> The task: Return each record shown beneath, word for word.

> Records for the task:
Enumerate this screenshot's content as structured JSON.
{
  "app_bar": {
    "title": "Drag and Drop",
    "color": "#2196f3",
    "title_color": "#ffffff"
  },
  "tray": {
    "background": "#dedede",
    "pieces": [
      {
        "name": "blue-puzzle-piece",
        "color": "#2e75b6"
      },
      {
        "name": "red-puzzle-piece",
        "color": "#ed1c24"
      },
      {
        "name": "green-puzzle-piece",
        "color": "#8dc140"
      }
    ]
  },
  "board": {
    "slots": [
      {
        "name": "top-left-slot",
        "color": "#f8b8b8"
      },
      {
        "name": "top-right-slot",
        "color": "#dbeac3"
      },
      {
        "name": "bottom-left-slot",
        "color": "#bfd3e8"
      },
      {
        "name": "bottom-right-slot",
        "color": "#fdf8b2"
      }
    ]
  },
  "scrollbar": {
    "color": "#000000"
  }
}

> Problem solution:
Enumerate this screenshot's content as structured JSON.
{
  "app_bar": {
    "title": "Drag and Drop",
    "color": "#2196f3",
    "title_color": "#ffffff"
  },
  "tray": {
    "background": "#dedede",
    "pieces": [
      {
        "name": "blue-puzzle-piece",
        "color": "#2e75b6"
      },
      {
        "name": "red-puzzle-piece",
        "color": "#ed1c24"
      },
      {
        "name": "green-puzzle-piece",
        "color": "#8dc140"
      }
    ]
  },
  "board": {
    "slots": [
      {
        "name": "top-left-slot",
        "color": "#f8b8b8"
      },
      {
        "name": "top-right-slot",
        "color": "#dbeac3"
      },
      {
        "name": "bottom-left-slot",
        "color": "#bfd3e8"
      },
      {
        "name": "bottom-right-slot",
        "color": "#fdf8b2"
      }
    ]
  },
  "scrollbar": {
    "color": "#000000"
  }
}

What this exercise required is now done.